But the Magi remind us that, in order to adore, there is a step to take: you must first prostrate yourself. This is the way, to bow down, to put aside one’s own pretensions to leave only the Lord at the centre. How often has pride been the real obstacle to fellowship! The Magi had the courage to leave their prestige and their reputation at home, to humble themselves in the poor little house of Bethlehem; they thus discovered “great joy” (Mt 2:10). To humble oneself, to leave, to simplify: let us ask God this evening for this courage, the courage of humility, the only means of coming to adore God in the same house, around the same altar.

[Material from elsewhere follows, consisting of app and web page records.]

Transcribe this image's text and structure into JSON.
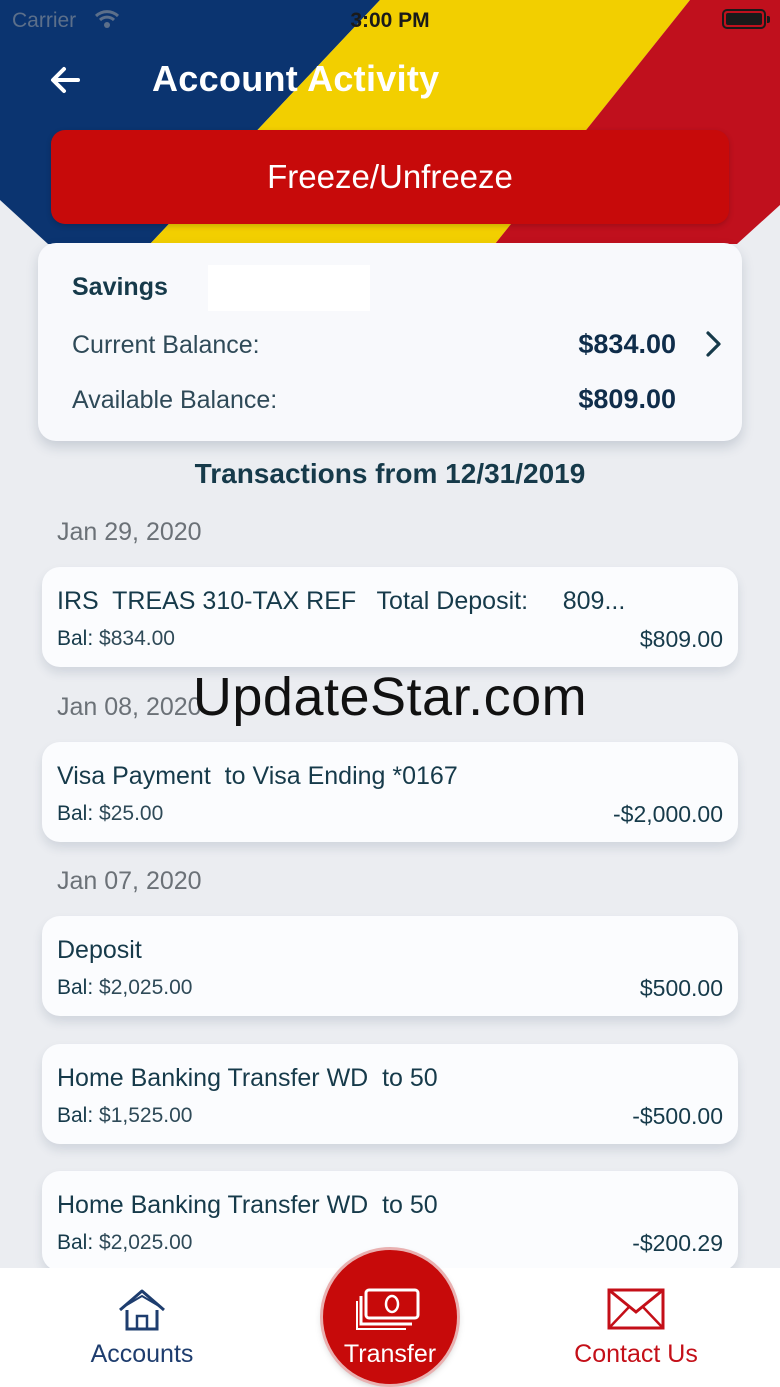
{
  "status_bar": {
    "carrier": "Carrier",
    "time": "3:00 PM"
  },
  "header": {
    "title": "Account Activity",
    "back_icon": "back-arrow-icon",
    "freeze_button_label": "Freeze/Unfreeze",
    "colors": {
      "navy": "#0b3470",
      "yellow": "#f2cf00",
      "red": "#c0101d",
      "button_red": "#c70a0a"
    }
  },
  "account": {
    "name": "Savings",
    "current_balance_label": "Current Balance:",
    "current_balance": "$834.00",
    "available_balance_label": "Available Balance:",
    "available_balance": "$809.00"
  },
  "transactions_header": "Transactions from 12/31/2019",
  "groups": [
    {
      "date": "Jan 29, 2020",
      "items": [
        {
          "description": "IRS  TREAS 310-TAX REF   Total Deposit:     809...",
          "bal_label": "Bal:",
          "balance": "$834.00",
          "amount": "$809.00"
        }
      ]
    },
    {
      "date": "Jan 08, 2020",
      "items": [
        {
          "description": "Visa Payment  to Visa Ending *0167",
          "bal_label": "Bal:",
          "balance": "$25.00",
          "amount": "-$2,000.00"
        }
      ]
    },
    {
      "date": "Jan 07, 2020",
      "items": [
        {
          "description": "Deposit",
          "bal_label": "Bal:",
          "balance": "$2,025.00",
          "amount": "$500.00"
        },
        {
          "description": "Home Banking Transfer WD  to 50",
          "bal_label": "Bal:",
          "balance": "$1,525.00",
          "amount": "-$500.00"
        },
        {
          "description": "Home Banking Transfer WD  to 50",
          "bal_label": "Bal:",
          "balance": "$2,025.00",
          "amount": "-$200.29"
        }
      ]
    }
  ],
  "watermark": "UpdateStar.com",
  "tabbar": {
    "accounts_label": "Accounts",
    "transfer_label": "Transfer",
    "contact_label": "Contact Us",
    "accounts_icon": "home-icon",
    "transfer_icon": "money-icon",
    "contact_icon": "mail-icon"
  }
}
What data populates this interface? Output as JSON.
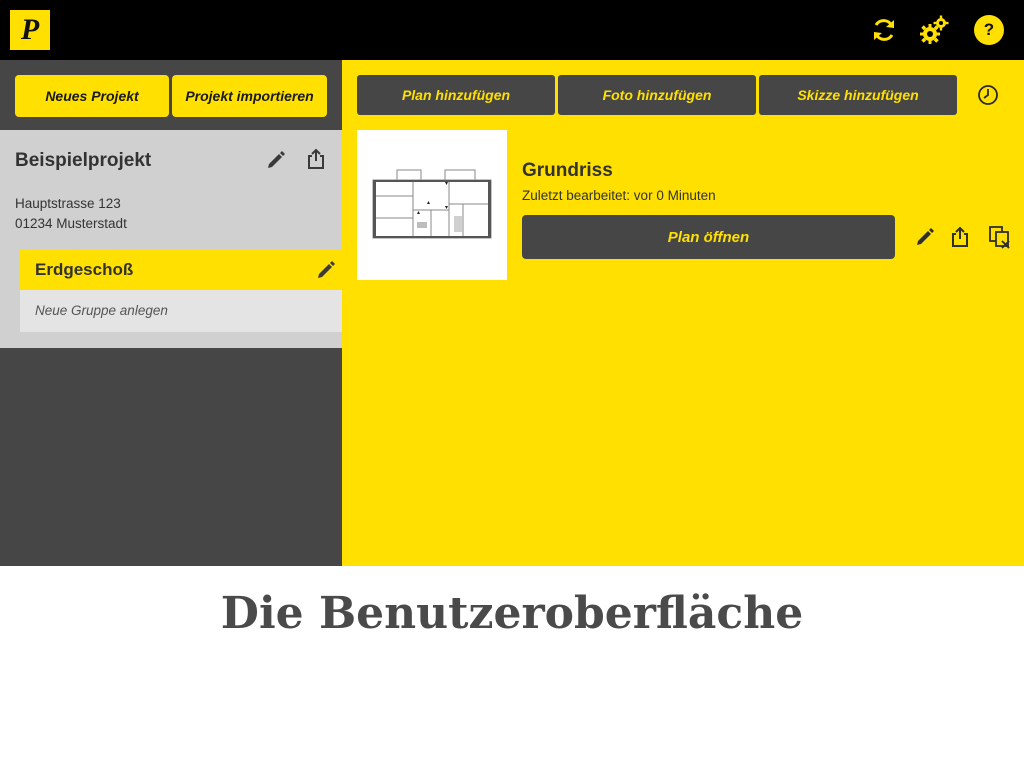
{
  "app": {
    "logo_letter": "P",
    "colors": {
      "accent": "#ffe000",
      "dark": "#464646",
      "topbar": "#000000",
      "panel": "#d0d0d0"
    }
  },
  "topbar": {
    "icons": [
      "sync-icon",
      "settings-gears-icon",
      "help-icon"
    ],
    "help_label": "?"
  },
  "sidebar": {
    "new_project_label": "Neues Projekt",
    "import_project_label": "Projekt importieren",
    "project": {
      "title": "Beispielprojekt",
      "address_line1": "Hauptstrasse 123",
      "address_line2": "01234 Musterstadt"
    },
    "groups": [
      {
        "label": "Erdgeschoß",
        "active": true
      }
    ],
    "new_group_placeholder": "Neue Gruppe anlegen"
  },
  "toolbar": {
    "add_plan_label": "Plan hinzufügen",
    "add_photo_label": "Foto hinzufügen",
    "add_sketch_label": "Skizze hinzufügen"
  },
  "plan": {
    "title": "Grundriss",
    "last_edited": "Zuletzt bearbeitet: vor 0 Minuten",
    "open_label": "Plan öffnen"
  },
  "caption": {
    "text": "Die Benutzeroberfläche"
  }
}
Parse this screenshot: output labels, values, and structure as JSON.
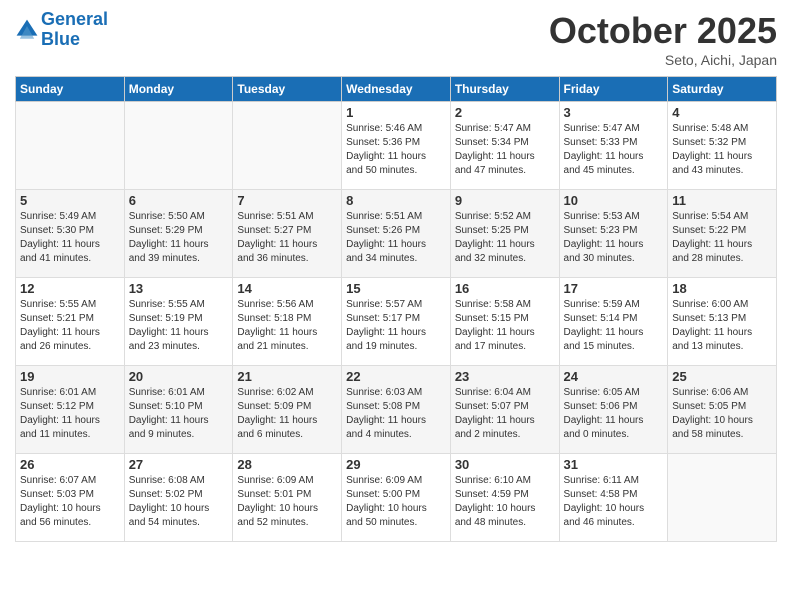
{
  "header": {
    "logo_line1": "General",
    "logo_line2": "Blue",
    "month": "October 2025",
    "location": "Seto, Aichi, Japan"
  },
  "weekdays": [
    "Sunday",
    "Monday",
    "Tuesday",
    "Wednesday",
    "Thursday",
    "Friday",
    "Saturday"
  ],
  "weeks": [
    [
      {
        "day": "",
        "info": ""
      },
      {
        "day": "",
        "info": ""
      },
      {
        "day": "",
        "info": ""
      },
      {
        "day": "1",
        "info": "Sunrise: 5:46 AM\nSunset: 5:36 PM\nDaylight: 11 hours\nand 50 minutes."
      },
      {
        "day": "2",
        "info": "Sunrise: 5:47 AM\nSunset: 5:34 PM\nDaylight: 11 hours\nand 47 minutes."
      },
      {
        "day": "3",
        "info": "Sunrise: 5:47 AM\nSunset: 5:33 PM\nDaylight: 11 hours\nand 45 minutes."
      },
      {
        "day": "4",
        "info": "Sunrise: 5:48 AM\nSunset: 5:32 PM\nDaylight: 11 hours\nand 43 minutes."
      }
    ],
    [
      {
        "day": "5",
        "info": "Sunrise: 5:49 AM\nSunset: 5:30 PM\nDaylight: 11 hours\nand 41 minutes."
      },
      {
        "day": "6",
        "info": "Sunrise: 5:50 AM\nSunset: 5:29 PM\nDaylight: 11 hours\nand 39 minutes."
      },
      {
        "day": "7",
        "info": "Sunrise: 5:51 AM\nSunset: 5:27 PM\nDaylight: 11 hours\nand 36 minutes."
      },
      {
        "day": "8",
        "info": "Sunrise: 5:51 AM\nSunset: 5:26 PM\nDaylight: 11 hours\nand 34 minutes."
      },
      {
        "day": "9",
        "info": "Sunrise: 5:52 AM\nSunset: 5:25 PM\nDaylight: 11 hours\nand 32 minutes."
      },
      {
        "day": "10",
        "info": "Sunrise: 5:53 AM\nSunset: 5:23 PM\nDaylight: 11 hours\nand 30 minutes."
      },
      {
        "day": "11",
        "info": "Sunrise: 5:54 AM\nSunset: 5:22 PM\nDaylight: 11 hours\nand 28 minutes."
      }
    ],
    [
      {
        "day": "12",
        "info": "Sunrise: 5:55 AM\nSunset: 5:21 PM\nDaylight: 11 hours\nand 26 minutes."
      },
      {
        "day": "13",
        "info": "Sunrise: 5:55 AM\nSunset: 5:19 PM\nDaylight: 11 hours\nand 23 minutes."
      },
      {
        "day": "14",
        "info": "Sunrise: 5:56 AM\nSunset: 5:18 PM\nDaylight: 11 hours\nand 21 minutes."
      },
      {
        "day": "15",
        "info": "Sunrise: 5:57 AM\nSunset: 5:17 PM\nDaylight: 11 hours\nand 19 minutes."
      },
      {
        "day": "16",
        "info": "Sunrise: 5:58 AM\nSunset: 5:15 PM\nDaylight: 11 hours\nand 17 minutes."
      },
      {
        "day": "17",
        "info": "Sunrise: 5:59 AM\nSunset: 5:14 PM\nDaylight: 11 hours\nand 15 minutes."
      },
      {
        "day": "18",
        "info": "Sunrise: 6:00 AM\nSunset: 5:13 PM\nDaylight: 11 hours\nand 13 minutes."
      }
    ],
    [
      {
        "day": "19",
        "info": "Sunrise: 6:01 AM\nSunset: 5:12 PM\nDaylight: 11 hours\nand 11 minutes."
      },
      {
        "day": "20",
        "info": "Sunrise: 6:01 AM\nSunset: 5:10 PM\nDaylight: 11 hours\nand 9 minutes."
      },
      {
        "day": "21",
        "info": "Sunrise: 6:02 AM\nSunset: 5:09 PM\nDaylight: 11 hours\nand 6 minutes."
      },
      {
        "day": "22",
        "info": "Sunrise: 6:03 AM\nSunset: 5:08 PM\nDaylight: 11 hours\nand 4 minutes."
      },
      {
        "day": "23",
        "info": "Sunrise: 6:04 AM\nSunset: 5:07 PM\nDaylight: 11 hours\nand 2 minutes."
      },
      {
        "day": "24",
        "info": "Sunrise: 6:05 AM\nSunset: 5:06 PM\nDaylight: 11 hours\nand 0 minutes."
      },
      {
        "day": "25",
        "info": "Sunrise: 6:06 AM\nSunset: 5:05 PM\nDaylight: 10 hours\nand 58 minutes."
      }
    ],
    [
      {
        "day": "26",
        "info": "Sunrise: 6:07 AM\nSunset: 5:03 PM\nDaylight: 10 hours\nand 56 minutes."
      },
      {
        "day": "27",
        "info": "Sunrise: 6:08 AM\nSunset: 5:02 PM\nDaylight: 10 hours\nand 54 minutes."
      },
      {
        "day": "28",
        "info": "Sunrise: 6:09 AM\nSunset: 5:01 PM\nDaylight: 10 hours\nand 52 minutes."
      },
      {
        "day": "29",
        "info": "Sunrise: 6:09 AM\nSunset: 5:00 PM\nDaylight: 10 hours\nand 50 minutes."
      },
      {
        "day": "30",
        "info": "Sunrise: 6:10 AM\nSunset: 4:59 PM\nDaylight: 10 hours\nand 48 minutes."
      },
      {
        "day": "31",
        "info": "Sunrise: 6:11 AM\nSunset: 4:58 PM\nDaylight: 10 hours\nand 46 minutes."
      },
      {
        "day": "",
        "info": ""
      }
    ]
  ]
}
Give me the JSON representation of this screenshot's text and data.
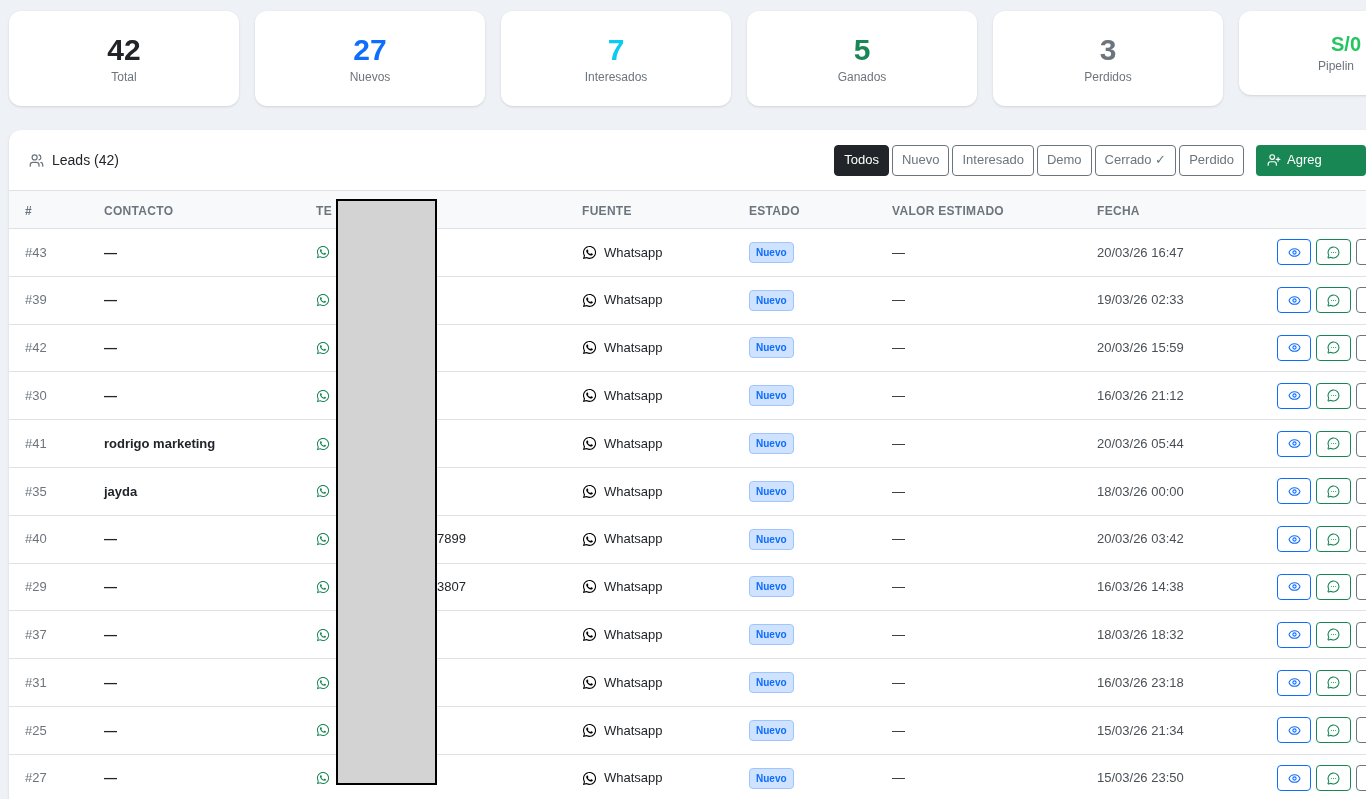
{
  "stats": [
    {
      "value": "42",
      "label": "Total",
      "color": "#212529"
    },
    {
      "value": "27",
      "label": "Nuevos",
      "color": "#0d6efd"
    },
    {
      "value": "7",
      "label": "Interesados",
      "color": "#0dcaf0"
    },
    {
      "value": "5",
      "label": "Ganados",
      "color": "#198754"
    },
    {
      "value": "3",
      "label": "Perdidos",
      "color": "#6c757d"
    },
    {
      "value": "S/0",
      "label": "Pipelin",
      "color": "#22c55e"
    }
  ],
  "panel": {
    "title": "Leads (42)",
    "filters": [
      {
        "label": "Todos",
        "selected": true
      },
      {
        "label": "Nuevo",
        "selected": false
      },
      {
        "label": "Interesado",
        "selected": false
      },
      {
        "label": "Demo",
        "selected": false
      },
      {
        "label": "Cerrado ✓",
        "selected": false
      },
      {
        "label": "Perdido",
        "selected": false
      }
    ],
    "add_button": "Agreg"
  },
  "table": {
    "columns": [
      "#",
      "CONTACTO",
      "TE",
      "FUENTE",
      "ESTADO",
      "VALOR ESTIMADO",
      "FECHA"
    ],
    "rows": [
      {
        "id": "#43",
        "contact": "—",
        "source": "Whatsapp",
        "status": "Nuevo",
        "value": "—",
        "date": "20/03/26 16:47"
      },
      {
        "id": "#39",
        "contact": "—",
        "source": "Whatsapp",
        "status": "Nuevo",
        "value": "—",
        "date": "19/03/26 02:33"
      },
      {
        "id": "#42",
        "contact": "—",
        "source": "Whatsapp",
        "status": "Nuevo",
        "value": "—",
        "date": "20/03/26 15:59"
      },
      {
        "id": "#30",
        "contact": "—",
        "source": "Whatsapp",
        "status": "Nuevo",
        "value": "—",
        "date": "16/03/26 21:12"
      },
      {
        "id": "#41",
        "contact": "rodrigo marketing",
        "source": "Whatsapp",
        "status": "Nuevo",
        "value": "—",
        "date": "20/03/26 05:44"
      },
      {
        "id": "#35",
        "contact": "jayda",
        "source": "Whatsapp",
        "status": "Nuevo",
        "value": "—",
        "date": "18/03/26 00:00"
      },
      {
        "id": "#40",
        "contact": "—",
        "phone_tail": "7899",
        "source": "Whatsapp",
        "status": "Nuevo",
        "value": "—",
        "date": "20/03/26 03:42"
      },
      {
        "id": "#29",
        "contact": "—",
        "phone_tail": "3807",
        "source": "Whatsapp",
        "status": "Nuevo",
        "value": "—",
        "date": "16/03/26 14:38"
      },
      {
        "id": "#37",
        "contact": "—",
        "source": "Whatsapp",
        "status": "Nuevo",
        "value": "—",
        "date": "18/03/26 18:32"
      },
      {
        "id": "#31",
        "contact": "—",
        "source": "Whatsapp",
        "status": "Nuevo",
        "value": "—",
        "date": "16/03/26 23:18"
      },
      {
        "id": "#25",
        "contact": "—",
        "source": "Whatsapp",
        "status": "Nuevo",
        "value": "—",
        "date": "15/03/26 21:34"
      },
      {
        "id": "#27",
        "contact": "—",
        "source": "Whatsapp",
        "status": "Nuevo",
        "value": "—",
        "date": "15/03/26 23:50"
      }
    ]
  }
}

In Bethlehem, after prostrating themselves in adoration, the Magi open their coffers and gold, frankincense and myrrh appear (cf. v. 11). It reminds us that it is only after having prayed together, it is only before God, in his light, that we truly realize the treasures that each one possesses. But these are treasures that belong to all, which must be offered and shared. They are indeed gifts that the Spirit intends for the common good, for the edification and unity of his people. And we become aware of this by praying, but also by serving: when we give to the needy, we offer to Jesus who identifies himself with those who are poor and with the marginalized (cf. Mt 25, 34-40); and it unites us among ourselves.
The gifts of the Magi symbolize what the Lord wishes to receive from us. Gold, the most precious element, because God is in the first place. It is to him that we must look, not to ourselves; do his will, not ours; follow his ways, not ours. If the Lord is truly in the first place, our choices, even ecclesiastical ones, can no longer be based on the politics of the world, but on the desires of God. And then there is incense, to recall the importance of prayer which ascends to God like a pleasant odor (cf. Ps 141, 2). Let us not tire of praying for each other and with each other. Finally, the myrrh, which will serve to honor the body of Jesus taken down from the cross (cf. Jn 19:39), refers us to the care of the suffering flesh of the Lord, torn in the limbs of the poor. Let us serve the needy, let us serve the suffering Jesus together!
Dear brothers and sisters, let us welcome the indications for our journey from the Magi; and do like them who returned home “by another way” (Mt 2:12). Yes, like Saul before the encounter with Christ, we need to change our way, to reverse the course of our habits and our proprieties to find the way that the Lord shows us, the way of humility, the way brotherhood, adoration. Give us, Lord, the courage to change direction, to convert, to follow your will and not our perspectives; to move forward together, towards You, who with your Spirit want to unite us. Amen.